This past weekend, June 2-4, was unusual because Joel and I had something Friday night, all day Saturday and all day Sunday. It’s madness in our lives if we don’t take a few hours at home during the weekend to get some laundry done, sort through the clutter, and prepare in some way for the upcoming week. An example of this is today I’m not wearing a bra to work because none were clean. I’ll own it. I have no problem with it.
On Saturday, June 3rd, Joel and I attended the Edina Street Fair. It claims itself to be “Minnesota’s Top Art Fair.” We have gone before, so we knew the best way to have this adventure was to take the Shuttle Bus from a mall in Edina to a drop off spot at the end. It was incredibly hot for June, made it up to 87 degrees and no shade. So, we didn’t stay as long as we normally would. The ride back to our car on the shuttle bus proved to be fascinating.
2 women sat behind us. I’m not good with age, but I’d say early 70s and nothing about them seemed out of the ordinary.
Woman 1: “Well, you know, there really isn’t anything you can do or say when they are in that state.”
Woman 2: “I know you had the same problem. What was it that you did?”
Woman 1: “We went to counseling. After counseling, he was really different. All the problems seemed to go away.”
Woman 2: “So where would you like to go later?”
Woman 1: “I’ll have to see if I don’t have a better offer. But if I don’t, I’d like to stay close to home so I don’t have to call and schedule the dog walker.”
Woman 2: “We could just stick around White Bear Lake.”
Woman 1: “Yeah, yeah we could do that. Well you know, we could make an afternoon out of it, and we could go to Cosetta’s so I can get my supplies.”
Woman 2: “That sounds nice, but you know, you will have to check to see if you have a better offer.”
Woman 1: “You’re right.
Pause in Conversation. Woman 1 continues: “You know, you had a good long time with him.”
Woman 2: “Yes, 18 years, 2 months and 2 weeks.”
Woman 1: “And that’s a long time to have a dog. Too bad you didn’t have a chance to do counseling.
Woman 2: “Well, it was that last week where we left him home during our vacation and had ‘that girl’ come and take care of him.”
Woman 1: “Yeah ‘that girl.’ I would never let her take care of my dog.”
Woman 2: “When we walked in, oh the smell!”
Woman 1: “I can imagine.”
Woman 2: “Well he had just gone and done everything everywhere. And I had to say that was it. We put him to sleep, you remember, the day after we got home.”
Woman 1: “I know that was hard, but you had him a great long time.”

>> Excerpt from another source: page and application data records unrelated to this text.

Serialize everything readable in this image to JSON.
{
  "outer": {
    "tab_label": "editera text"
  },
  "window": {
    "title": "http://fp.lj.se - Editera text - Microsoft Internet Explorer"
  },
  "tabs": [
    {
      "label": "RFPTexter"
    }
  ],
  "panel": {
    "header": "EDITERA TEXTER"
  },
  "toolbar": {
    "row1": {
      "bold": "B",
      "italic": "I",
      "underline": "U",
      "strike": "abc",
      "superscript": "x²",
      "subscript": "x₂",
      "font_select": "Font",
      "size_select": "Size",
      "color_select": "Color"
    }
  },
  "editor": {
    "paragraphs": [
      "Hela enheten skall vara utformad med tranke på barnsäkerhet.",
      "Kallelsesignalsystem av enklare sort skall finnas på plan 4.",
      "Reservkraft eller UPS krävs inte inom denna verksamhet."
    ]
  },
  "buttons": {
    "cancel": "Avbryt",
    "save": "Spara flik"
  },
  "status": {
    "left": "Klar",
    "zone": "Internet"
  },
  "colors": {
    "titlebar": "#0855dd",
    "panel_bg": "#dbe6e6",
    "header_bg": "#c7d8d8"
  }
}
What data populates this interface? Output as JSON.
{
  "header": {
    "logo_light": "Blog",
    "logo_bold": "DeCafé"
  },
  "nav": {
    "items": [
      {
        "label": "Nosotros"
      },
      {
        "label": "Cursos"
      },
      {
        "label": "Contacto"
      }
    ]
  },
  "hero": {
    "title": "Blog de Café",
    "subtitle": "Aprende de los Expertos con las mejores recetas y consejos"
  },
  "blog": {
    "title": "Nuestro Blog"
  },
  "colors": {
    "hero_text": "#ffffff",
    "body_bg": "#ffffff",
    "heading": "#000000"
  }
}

Woman 2: “Well, it did end up being convenient because we were going to re-carpet the house within the next month, and we didn’t want to deal with any pets anyway. It made the decision to put him down so much easier. You just give me a call when you find out if you have a better offer or not.”
Woman 1: “Well, I’m sure I won’t, but you never know.”
On Sunday, June 4th, Joel and I went to the 45th anniversary celebration of The Godfather. I have never seen the movie, and I thought it would be amazing to see it on the big screen. Plus, I couldn’t see a scenario where I would watch the three hours of The Godfather on dvd at home on a random Sunday. I will say it was the BEST movie I have ever seen.
However, the movie is long, and so about a half hour before the end, I got up to go to the bathroom. After I sat down, 2 women came in and took the two stalls next to me. I never saw what they looked like, only heard them:
Woman 1: “I met him when I was living in Brooklyn. That was waaaay back when he was running for his very 1st, I mean very 1st seat for the House of Representatives. Now, he was my Representative in my district, and so 3 separate times he came to my bus stop and shook my hand and did that whole campaigning stuff. So yeah, that’s my Chuck Schumer story.
Woman 2: “Do you want to hear my Chuck Schumer story?”
Woman 1: “Sure!”
Woman 2: “I don’t have a Chuck Schumer story; that’s my story.”
Woman 1: “You know all I really remember is how much hair he had at that time. Boy, did he have A LOT of hair. But you know he’s lost it.”
Woman 2: “Yeah, but he still has some”
Woman 1: “You’re right.”
Woman 2: “And really, that’s all that matters.”